§ Exercise: Wherever a line in the material contains the word "employees", copy that line.

'''

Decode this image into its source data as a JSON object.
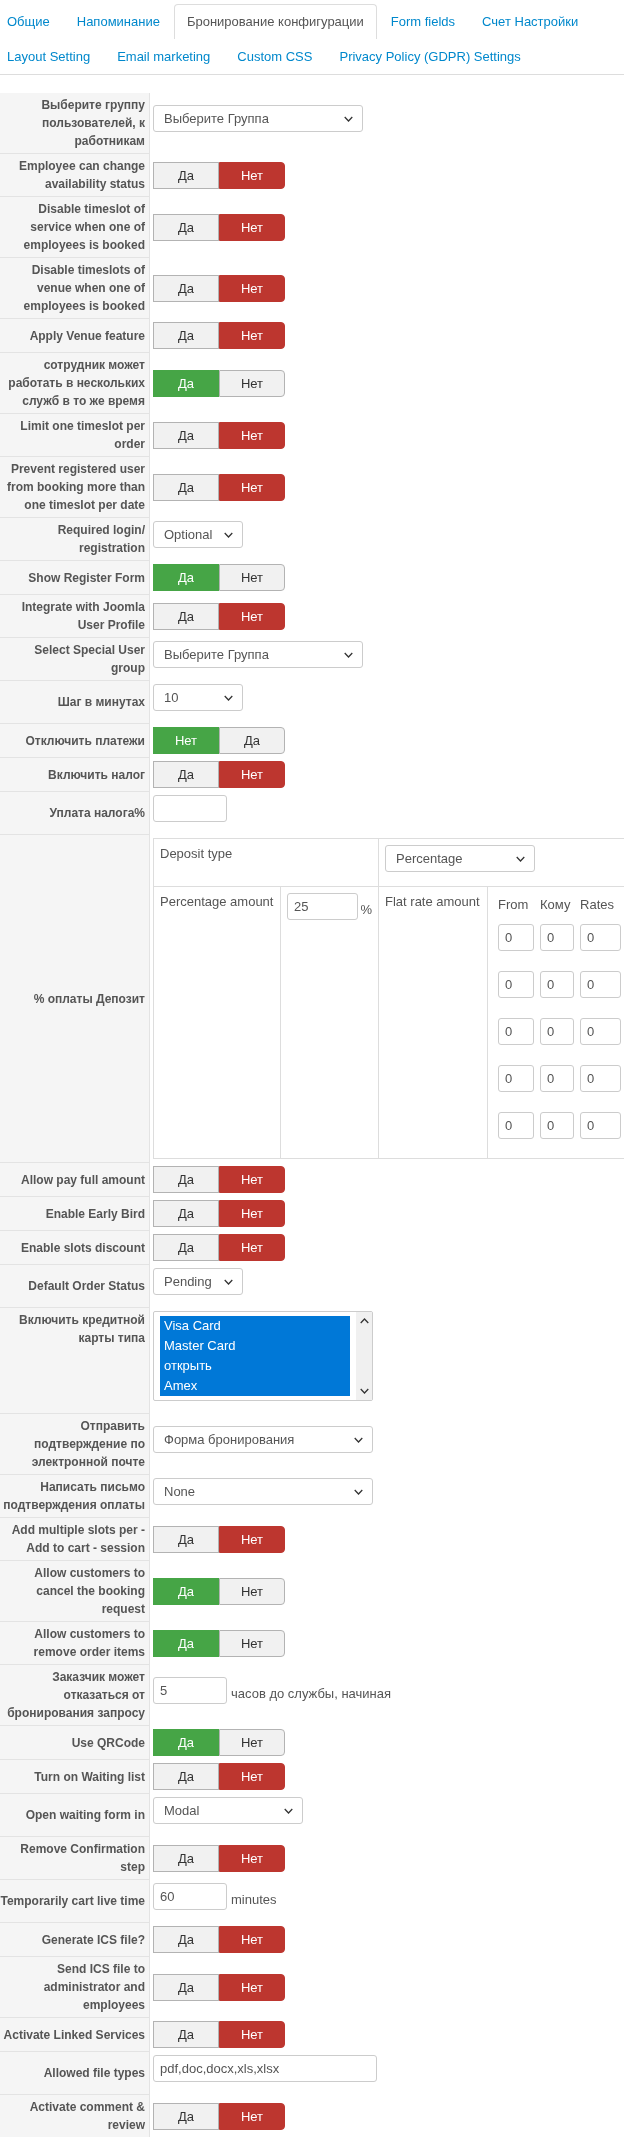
{
  "tabs": [
    {
      "label": "Общие",
      "selected": false
    },
    {
      "label": "Напоминание",
      "selected": false
    },
    {
      "label": "Бронирование конфигурации",
      "selected": true
    },
    {
      "label": "Form fields",
      "selected": false
    },
    {
      "label": "Счет Настройки",
      "selected": false
    },
    {
      "label": "Layout Setting",
      "selected": false
    },
    {
      "label": "Email marketing",
      "selected": false
    },
    {
      "label": "Custom CSS",
      "selected": false
    },
    {
      "label": "Privacy Policy (GDPR) Settings",
      "selected": false
    }
  ],
  "settings": [
    {
      "kind": "select",
      "label": "Выберите группу пользователей, к работникам",
      "value": "Выберите Группа"
    },
    {
      "kind": "toggle",
      "label": "Employee can change availability status",
      "options": [
        {
          "label": "Да",
          "selected": false
        },
        {
          "label": "Нет",
          "selected": true
        }
      ]
    },
    {
      "kind": "toggle",
      "label": "Disable timeslot of service when one of employees is booked",
      "options": [
        {
          "label": "Да",
          "selected": false
        },
        {
          "label": "Нет",
          "selected": true
        }
      ]
    },
    {
      "kind": "toggle",
      "label": "Disable timeslots of venue when one of employees is booked",
      "options": [
        {
          "label": "Да",
          "selected": false
        },
        {
          "label": "Нет",
          "selected": true
        }
      ]
    },
    {
      "kind": "toggle",
      "label": "Apply Venue feature",
      "options": [
        {
          "label": "Да",
          "selected": false
        },
        {
          "label": "Нет",
          "selected": true
        }
      ]
    },
    {
      "kind": "toggle",
      "label": "сотрудник может работать в нескольких служб в то же время",
      "options": [
        {
          "label": "Да",
          "selected": true
        },
        {
          "label": "Нет",
          "selected": false
        }
      ]
    },
    {
      "kind": "toggle",
      "label": "Limit one timeslot per order",
      "options": [
        {
          "label": "Да",
          "selected": false
        },
        {
          "label": "Нет",
          "selected": true
        }
      ]
    },
    {
      "kind": "toggle",
      "label": "Prevent registered user from booking more than one timeslot per date",
      "options": [
        {
          "label": "Да",
          "selected": false
        },
        {
          "label": "Нет",
          "selected": true
        }
      ]
    },
    {
      "kind": "select",
      "label": "Required login/ registration",
      "value": "Optional"
    },
    {
      "kind": "toggle",
      "label": "Show Register Form",
      "options": [
        {
          "label": "Да",
          "selected": true
        },
        {
          "label": "Нет",
          "selected": false
        }
      ]
    },
    {
      "kind": "toggle",
      "label": "Integrate with Joomla User Profile",
      "options": [
        {
          "label": "Да",
          "selected": false
        },
        {
          "label": "Нет",
          "selected": true
        }
      ]
    },
    {
      "kind": "select",
      "label": "Select Special User group",
      "value": "Выберите Группа"
    },
    {
      "kind": "select",
      "label": "Шаг в минутах",
      "value": "10"
    },
    {
      "kind": "toggle",
      "label": "Отключить платежи",
      "options": [
        {
          "label": "Нет",
          "selected": true
        },
        {
          "label": "Да",
          "selected": false
        }
      ]
    },
    {
      "kind": "toggle",
      "label": "Включить налог",
      "options": [
        {
          "label": "Да",
          "selected": false
        },
        {
          "label": "Нет",
          "selected": true
        }
      ]
    },
    {
      "kind": "text",
      "label": "Уплата налога%"
    },
    {
      "kind": "deposit",
      "label": "% оплаты Депозит",
      "deposit_type": {
        "label": "Deposit type",
        "value": "Percentage"
      },
      "percentage_amount": {
        "label": "Percentage amount",
        "value": "25",
        "unit": "%"
      },
      "flat_rate_amount": {
        "label": "Flat rate amount",
        "columns": [
          "From",
          "Кому",
          "Rates"
        ],
        "rows": [
          [
            "0",
            "0",
            "0"
          ],
          [
            "0",
            "0",
            "0"
          ],
          [
            "0",
            "0",
            "0"
          ],
          [
            "0",
            "0",
            "0"
          ],
          [
            "0",
            "0",
            "0"
          ]
        ]
      }
    },
    {
      "kind": "toggle",
      "label": "Allow pay full amount",
      "options": [
        {
          "label": "Да",
          "selected": false
        },
        {
          "label": "Нет",
          "selected": true
        }
      ]
    },
    {
      "kind": "toggle",
      "label": "Enable Early Bird",
      "options": [
        {
          "label": "Да",
          "selected": false
        },
        {
          "label": "Нет",
          "selected": true
        }
      ]
    },
    {
      "kind": "toggle",
      "label": "Enable slots discount",
      "options": [
        {
          "label": "Да",
          "selected": false
        },
        {
          "label": "Нет",
          "selected": true
        }
      ]
    },
    {
      "kind": "select",
      "label": "Default Order Status",
      "value": "Pending"
    },
    {
      "kind": "listbox",
      "label": "Включить кредитной карты типа",
      "options": [
        {
          "label": "Visa Card",
          "selected": true
        },
        {
          "label": "Master Card",
          "selected": true
        },
        {
          "label": "открыть",
          "selected": true
        },
        {
          "label": "Amex",
          "selected": true
        }
      ]
    },
    {
      "kind": "select",
      "label": "Отправить подтверждение по электронной почте",
      "value": "Форма бронирования"
    },
    {
      "kind": "select",
      "label": "Написать письмо подтверждения оплаты",
      "value": "None"
    },
    {
      "kind": "toggle",
      "label": "Add multiple slots per - Add to cart - session",
      "options": [
        {
          "label": "Да",
          "selected": false
        },
        {
          "label": "Нет",
          "selected": true
        }
      ]
    },
    {
      "kind": "toggle",
      "label": "Allow customers to cancel the booking request",
      "options": [
        {
          "label": "Да",
          "selected": true
        },
        {
          "label": "Нет",
          "selected": false
        }
      ]
    },
    {
      "kind": "toggle",
      "label": "Allow customers to remove order items",
      "options": [
        {
          "label": "Да",
          "selected": true
        },
        {
          "label": "Нет",
          "selected": false
        }
      ]
    },
    {
      "kind": "text",
      "label": "Заказчик может отказаться от бронирования запросу",
      "value": "5",
      "suffix": "часов до службы, начиная"
    },
    {
      "kind": "toggle",
      "label": "Use QRCode",
      "options": [
        {
          "label": "Да",
          "selected": true
        },
        {
          "label": "Нет",
          "selected": false
        }
      ]
    },
    {
      "kind": "toggle",
      "label": "Turn on Waiting list",
      "options": [
        {
          "label": "Да",
          "selected": false
        },
        {
          "label": "Нет",
          "selected": true
        }
      ]
    },
    {
      "kind": "select",
      "label": "Open waiting form in",
      "value": "Modal"
    },
    {
      "kind": "toggle",
      "label": "Remove Confirmation step",
      "options": [
        {
          "label": "Да",
          "selected": false
        },
        {
          "label": "Нет",
          "selected": true
        }
      ]
    },
    {
      "kind": "text",
      "label": "Temporarily cart live time",
      "value": "60",
      "suffix": "minutes"
    },
    {
      "kind": "toggle",
      "label": "Generate ICS file?",
      "options": [
        {
          "label": "Да",
          "selected": false
        },
        {
          "label": "Нет",
          "selected": true
        }
      ]
    },
    {
      "kind": "toggle",
      "label": "Send ICS file to administrator and employees",
      "options": [
        {
          "label": "Да",
          "selected": false
        },
        {
          "label": "Нет",
          "selected": true
        }
      ]
    },
    {
      "kind": "toggle",
      "label": "Activate Linked Services",
      "options": [
        {
          "label": "Да",
          "selected": false
        },
        {
          "label": "Нет",
          "selected": true
        }
      ]
    },
    {
      "kind": "text",
      "label": "Allowed file types",
      "value": "pdf,doc,docx,xls,xlsx"
    },
    {
      "kind": "toggle",
      "label": "Activate comment & review",
      "options": [
        {
          "label": "Да",
          "selected": false
        },
        {
          "label": "Нет",
          "selected": true
        }
      ]
    }
  ]
}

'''

§ Result of the task:
      "label": "Disable timeslot of service when one of employees is booked",
      "label": "Disable timeslots of venue when one of employees is booked",
      "label": "Send ICS file to administrator and employees",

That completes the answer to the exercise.